Similarly, the Renewable Energy Strategic Leadership Group was co-led by Michael Matheson before he was moved from net zero to health as part of the same change in government. The Energy Networks Strategic Leadership Group, which was previously co-chaired by Paul Wheelhouse when he was minister for energy, connectivity and the islands, has been without a minister since that role disappeared after the 2021 Holyrood election.
Though Gray replaced former business secretary Ivan McKee as co-chair of the Scottish Offshore Wind Energy Council Working Group after being named energy secretary last March, his move to health has left that position vacant.
Matheson’s resignation last week over a scandal involving the misuse of a parliamentary iPad triggered the latest cabinet reshuffle. Mairi McAllan has taken over the economy and energy brief from Gray, combining it with her existing remit for net zero, while Gillian Martin has taken over just transition from McAllan. It is not clear whether either will replace Gray in the offshore wind working group role or whether they will be assigned to any of the other groups. The Scottish Government has been asked for comment.
Meanwhile, the top-level board chaired by Yousaf and McDonald, which is made up of figures from organisations including Scottish Gas Networks, Scottish Power, Forth Ports and Dunelm Energy, as well as representatives from Scotland’s regional enterprise agencies, has only met once since the change in government last March despite having a commitment to meet on a quarterly basis.
That meeting took place in December 2023, eight months after the delayed consultation on the Draft Energy Strategy and Just Transition Plan closed.
A government spokesperson said work is ongoing to “review the subgroups of the board” and that “details will be announced in due course”.

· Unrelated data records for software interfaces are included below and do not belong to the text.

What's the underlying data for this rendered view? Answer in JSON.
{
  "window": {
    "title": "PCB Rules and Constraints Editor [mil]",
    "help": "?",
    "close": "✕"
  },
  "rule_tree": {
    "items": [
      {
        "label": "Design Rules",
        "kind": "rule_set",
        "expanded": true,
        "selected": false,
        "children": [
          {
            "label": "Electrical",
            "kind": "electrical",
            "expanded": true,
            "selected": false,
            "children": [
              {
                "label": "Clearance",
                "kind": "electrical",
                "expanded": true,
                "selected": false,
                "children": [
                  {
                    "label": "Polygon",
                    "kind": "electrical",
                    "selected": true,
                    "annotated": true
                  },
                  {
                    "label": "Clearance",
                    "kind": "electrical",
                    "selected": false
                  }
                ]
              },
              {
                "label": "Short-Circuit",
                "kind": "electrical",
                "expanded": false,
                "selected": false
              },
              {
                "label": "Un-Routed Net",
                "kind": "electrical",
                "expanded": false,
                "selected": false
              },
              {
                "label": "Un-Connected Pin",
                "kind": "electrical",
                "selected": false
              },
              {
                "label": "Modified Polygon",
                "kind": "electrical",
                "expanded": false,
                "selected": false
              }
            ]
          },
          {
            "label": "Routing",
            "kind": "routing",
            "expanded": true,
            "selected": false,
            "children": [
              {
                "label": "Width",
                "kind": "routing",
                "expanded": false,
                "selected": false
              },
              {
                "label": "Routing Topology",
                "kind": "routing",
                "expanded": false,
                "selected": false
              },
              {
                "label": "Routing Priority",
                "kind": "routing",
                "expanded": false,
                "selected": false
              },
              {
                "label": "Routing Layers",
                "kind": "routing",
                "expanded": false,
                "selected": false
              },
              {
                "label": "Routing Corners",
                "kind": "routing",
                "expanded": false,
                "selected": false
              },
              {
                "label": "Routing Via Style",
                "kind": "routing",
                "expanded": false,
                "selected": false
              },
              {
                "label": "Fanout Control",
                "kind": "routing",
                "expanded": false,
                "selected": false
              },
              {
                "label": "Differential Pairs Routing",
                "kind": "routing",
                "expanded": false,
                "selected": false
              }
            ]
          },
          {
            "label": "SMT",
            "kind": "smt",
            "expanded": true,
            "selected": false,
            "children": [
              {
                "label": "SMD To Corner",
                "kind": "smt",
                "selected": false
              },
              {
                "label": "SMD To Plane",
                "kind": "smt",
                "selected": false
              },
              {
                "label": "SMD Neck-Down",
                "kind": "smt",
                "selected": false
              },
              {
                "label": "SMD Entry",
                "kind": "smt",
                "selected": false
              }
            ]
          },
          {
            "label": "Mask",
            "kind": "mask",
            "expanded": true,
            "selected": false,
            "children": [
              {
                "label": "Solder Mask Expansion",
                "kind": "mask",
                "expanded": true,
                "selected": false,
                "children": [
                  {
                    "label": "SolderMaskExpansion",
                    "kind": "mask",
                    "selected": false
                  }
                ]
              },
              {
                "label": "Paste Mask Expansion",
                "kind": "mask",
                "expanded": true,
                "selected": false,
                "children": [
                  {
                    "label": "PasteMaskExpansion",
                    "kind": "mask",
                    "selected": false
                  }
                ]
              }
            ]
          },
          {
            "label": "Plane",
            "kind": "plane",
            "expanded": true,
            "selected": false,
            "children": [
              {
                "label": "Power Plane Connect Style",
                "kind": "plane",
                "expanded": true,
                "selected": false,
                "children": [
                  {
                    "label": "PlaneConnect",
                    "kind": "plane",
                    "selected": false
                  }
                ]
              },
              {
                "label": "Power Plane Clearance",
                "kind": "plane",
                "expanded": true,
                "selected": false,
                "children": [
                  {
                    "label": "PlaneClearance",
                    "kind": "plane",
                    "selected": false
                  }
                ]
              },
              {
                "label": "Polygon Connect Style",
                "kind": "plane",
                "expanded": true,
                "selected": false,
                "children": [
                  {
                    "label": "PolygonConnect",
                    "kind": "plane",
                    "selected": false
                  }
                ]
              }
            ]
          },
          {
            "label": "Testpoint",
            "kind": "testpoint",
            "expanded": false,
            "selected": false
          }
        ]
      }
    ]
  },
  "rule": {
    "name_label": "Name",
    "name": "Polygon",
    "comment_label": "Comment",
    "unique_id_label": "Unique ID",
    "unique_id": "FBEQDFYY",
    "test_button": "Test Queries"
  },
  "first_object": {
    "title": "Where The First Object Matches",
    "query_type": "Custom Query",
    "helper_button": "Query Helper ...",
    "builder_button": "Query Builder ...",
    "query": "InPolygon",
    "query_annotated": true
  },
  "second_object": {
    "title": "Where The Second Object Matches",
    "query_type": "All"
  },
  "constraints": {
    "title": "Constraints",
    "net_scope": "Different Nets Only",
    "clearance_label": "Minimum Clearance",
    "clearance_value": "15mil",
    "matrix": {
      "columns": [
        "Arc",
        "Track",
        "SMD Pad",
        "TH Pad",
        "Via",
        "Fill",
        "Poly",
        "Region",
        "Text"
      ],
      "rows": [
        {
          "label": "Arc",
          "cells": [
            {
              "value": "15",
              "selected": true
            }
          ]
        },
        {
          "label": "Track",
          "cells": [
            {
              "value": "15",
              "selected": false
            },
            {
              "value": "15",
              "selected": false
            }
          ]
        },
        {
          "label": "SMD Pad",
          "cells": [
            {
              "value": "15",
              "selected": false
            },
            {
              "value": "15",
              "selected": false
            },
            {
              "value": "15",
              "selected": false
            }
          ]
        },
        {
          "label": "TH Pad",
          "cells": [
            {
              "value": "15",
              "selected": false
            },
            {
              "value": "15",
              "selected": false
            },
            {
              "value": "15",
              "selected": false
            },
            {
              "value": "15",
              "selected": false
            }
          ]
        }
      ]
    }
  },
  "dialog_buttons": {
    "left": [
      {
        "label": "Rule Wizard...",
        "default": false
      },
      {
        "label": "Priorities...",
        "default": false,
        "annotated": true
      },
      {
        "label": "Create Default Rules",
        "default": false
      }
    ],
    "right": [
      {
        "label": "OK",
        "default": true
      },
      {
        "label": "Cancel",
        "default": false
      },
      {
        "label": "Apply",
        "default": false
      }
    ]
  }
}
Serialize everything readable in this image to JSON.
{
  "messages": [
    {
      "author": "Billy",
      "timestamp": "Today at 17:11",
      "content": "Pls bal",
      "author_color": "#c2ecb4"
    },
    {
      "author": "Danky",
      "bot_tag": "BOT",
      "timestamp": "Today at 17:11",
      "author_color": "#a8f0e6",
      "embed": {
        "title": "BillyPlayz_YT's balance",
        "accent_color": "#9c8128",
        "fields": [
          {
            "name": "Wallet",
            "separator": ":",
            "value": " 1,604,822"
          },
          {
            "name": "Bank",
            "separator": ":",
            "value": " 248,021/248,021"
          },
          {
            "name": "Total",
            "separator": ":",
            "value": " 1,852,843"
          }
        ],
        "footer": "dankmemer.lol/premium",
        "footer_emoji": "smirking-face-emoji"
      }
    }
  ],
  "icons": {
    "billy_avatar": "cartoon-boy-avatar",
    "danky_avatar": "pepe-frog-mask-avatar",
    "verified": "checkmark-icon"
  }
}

“The Scottish Energy Advisory Board was established in 2009 to provide a forum for strategic discussion on the current and future energy challenges and opportunities for Scotland,” the spokesperson said.
“It continues to be a vital platform to help the Scottish Government, our economic agencies and industry work together to plan and deliver a just energy transition as part of our journey to net zero.”
McDonald said it is vital that is done quickly because the government has pledged that 50 per cent of the energy used for Scotland’s heat, transport and electricity will come from renewable sources by 2030. The industry that will invest in and drive that change needs certainty over what the government’s plan is and what role individual organisations will be expected to play.
“We had a bit of a delay through 2023,” McDonald said. “There was a lot going on that was taking up the time of ministers, not least the transfer from one first minister to another, but the first minister came to the last energy advisory board meeting in December and has made a commitment to quarterly meetings.
“I’m confident they [the government] realise the urgency with which we need to move to implementation [of the just transition plan].
“2030 is an absolute beacon that we must move towards. We will have to have really moved the dial by then to feel confident about 2045.
“2045 seems like a long way away, 2030 – I can touch it. We should really be concentrating on what we can achieve in the next six years.”
It comes after the Auditor General for Scotland, Stephen Boyle, last week issued a scathing report that found the government’s plans for implementing its National Strategy for Economic Transformation, which is expected to dovetail with the Energy and Just Transition Plan, “lacks political leadership”.
When it published the economic strategy in March 2022 the government said it would establish an Economic Leadership Group, chaired by the first minister, to oversee the strategy but that group has yet to be set up.
Boyle said that without the group being in place it is “not clear how evidence about what is successfully transforming Scotland’s economy will flow to the relevant decision-makers”.